Why parts of Prime Hook National Wildlife Refuge are being set on fire
About 9% of Prime Hook National Refuge will be on fire at some point over the next week or so.
Almost 900 acres of the more than 10,000-acre refuge, east of Milton, will undergo a prescribed burn as part of the refuge's habitat management plan. The fire will rid the land and waterways of invasive plant species while improving them for native species.
The U.S. Fish & Wildlife Service-managed refuge will remain open to the public during the burns, though some areas may be inaccessible. Only about 40% of the refuge is open to the public normally.
A marshy area north of refuge headquarters was burned on Monday. The grassy areas surrounding headquarters, on Turkle Pond Road, are next. The burns depend heavily on weather conditions, including rain and wind.
Prescribed burns, when conducted every three to five years, help reduce the buildup of dead vegetation, aid other herbaceous plants in competing with grasses and increase nutrient availability, according to officials. They also help keep invasive or undesirable plants, such as phragmites, Johnson grass and fescue under control.

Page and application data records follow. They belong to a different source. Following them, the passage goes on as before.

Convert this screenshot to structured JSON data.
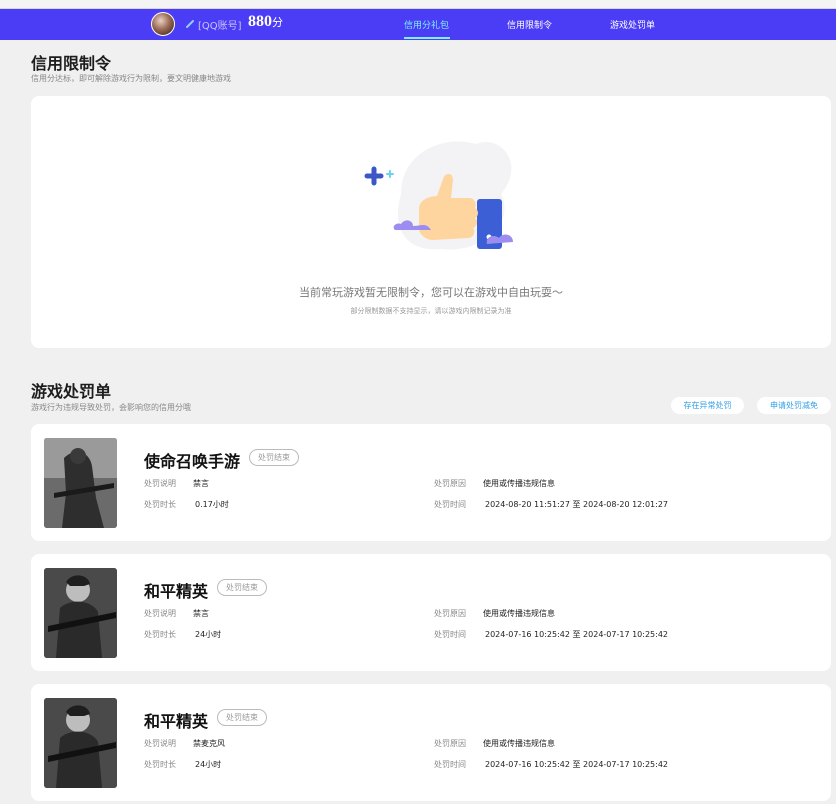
{
  "header": {
    "account_label": "[QQ账号]",
    "score": "880",
    "score_unit": "分",
    "tabs": [
      {
        "label": "信用分礼包",
        "active": true
      },
      {
        "label": "信用限制令",
        "active": false
      },
      {
        "label": "游戏处罚单",
        "active": false
      }
    ],
    "colors": {
      "nav_bg": "#4b3cf5",
      "active_tab": "#7ff0ff"
    }
  },
  "restriction": {
    "title": "信用限制令",
    "subtitle": "信用分达标，即可解除游戏行为限制，要文明健康地游戏",
    "empty_main": "当前常玩游戏暂无限制令，您可以在游戏中自由玩耍～",
    "empty_sub": "部分限制数据不支持显示，请以游戏内限制记录为准",
    "illustration_icon": "thumbs-up-icon"
  },
  "penalty": {
    "title": "游戏处罚单",
    "subtitle": "游戏行为违规导致处罚，会影响您的信用分哦",
    "buttons": {
      "appeal": "存在异常处罚",
      "reduce": "申请处罚减免"
    },
    "labels": {
      "desc": "处罚说明",
      "duration": "处罚时长",
      "reason": "处罚原因",
      "time": "处罚时间"
    },
    "items": [
      {
        "game": "使命召唤手游",
        "status": "处罚结束",
        "desc": "禁言",
        "duration": "0.17小时",
        "reason": "使用或传播违规信息",
        "time": "2024-08-20 11:51:27 至 2024-08-20 12:01:27"
      },
      {
        "game": "和平精英",
        "status": "处罚结束",
        "desc": "禁言",
        "duration": "24小时",
        "reason": "使用或传播违规信息",
        "time": "2024-07-16 10:25:42 至 2024-07-17 10:25:42"
      },
      {
        "game": "和平精英",
        "status": "处罚结束",
        "desc": "禁麦克风",
        "duration": "24小时",
        "reason": "使用或传播违规信息",
        "time": "2024-07-16 10:25:42 至 2024-07-17 10:25:42"
      }
    ]
  }
}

According to refuge manager Arthur Coppola, species that will benefit from the burns include bobwhite quail, songbirds such as field sparrows, indigo buntings and eastern meadowlarks, and raptors such as American kestrels and northern harriers.